• Exercise directions
Could you return all of the entries below exactly, minus the pictures?

*** Supplied records Section Begins ***

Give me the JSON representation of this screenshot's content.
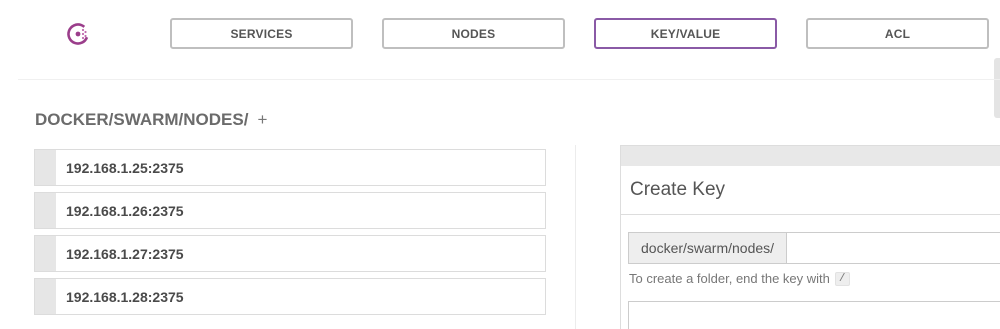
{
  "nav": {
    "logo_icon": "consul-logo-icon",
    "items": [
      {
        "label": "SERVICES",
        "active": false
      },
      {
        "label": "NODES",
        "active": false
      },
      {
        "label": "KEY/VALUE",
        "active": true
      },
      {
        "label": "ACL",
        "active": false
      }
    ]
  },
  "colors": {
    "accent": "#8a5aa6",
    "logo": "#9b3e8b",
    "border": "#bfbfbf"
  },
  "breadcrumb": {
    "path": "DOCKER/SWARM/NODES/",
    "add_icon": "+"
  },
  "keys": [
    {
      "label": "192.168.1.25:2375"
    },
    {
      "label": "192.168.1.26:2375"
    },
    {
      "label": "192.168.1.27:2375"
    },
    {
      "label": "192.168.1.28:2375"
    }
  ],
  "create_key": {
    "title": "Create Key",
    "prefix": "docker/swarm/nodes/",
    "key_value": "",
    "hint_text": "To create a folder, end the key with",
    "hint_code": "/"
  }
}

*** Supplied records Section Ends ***

• Answer box
Give me the JSON representation of this screenshot's content.
{
  "nav": {
    "logo_icon": "consul-logo-icon",
    "items": [
      {
        "label": "SERVICES",
        "active": false
      },
      {
        "label": "NODES",
        "active": false
      },
      {
        "label": "KEY/VALUE",
        "active": true
      },
      {
        "label": "ACL",
        "active": false
      }
    ]
  },
  "colors": {
    "accent": "#8a5aa6",
    "logo": "#9b3e8b",
    "border": "#bfbfbf"
  },
  "breadcrumb": {
    "path": "DOCKER/SWARM/NODES/",
    "add_icon": "+"
  },
  "keys": [
    {
      "label": "192.168.1.25:2375"
    },
    {
      "label": "192.168.1.26:2375"
    },
    {
      "label": "192.168.1.27:2375"
    },
    {
      "label": "192.168.1.28:2375"
    }
  ],
  "create_key": {
    "title": "Create Key",
    "prefix": "docker/swarm/nodes/",
    "key_value": "",
    "hint_text": "To create a folder, end the key with",
    "hint_code": "/"
  }
}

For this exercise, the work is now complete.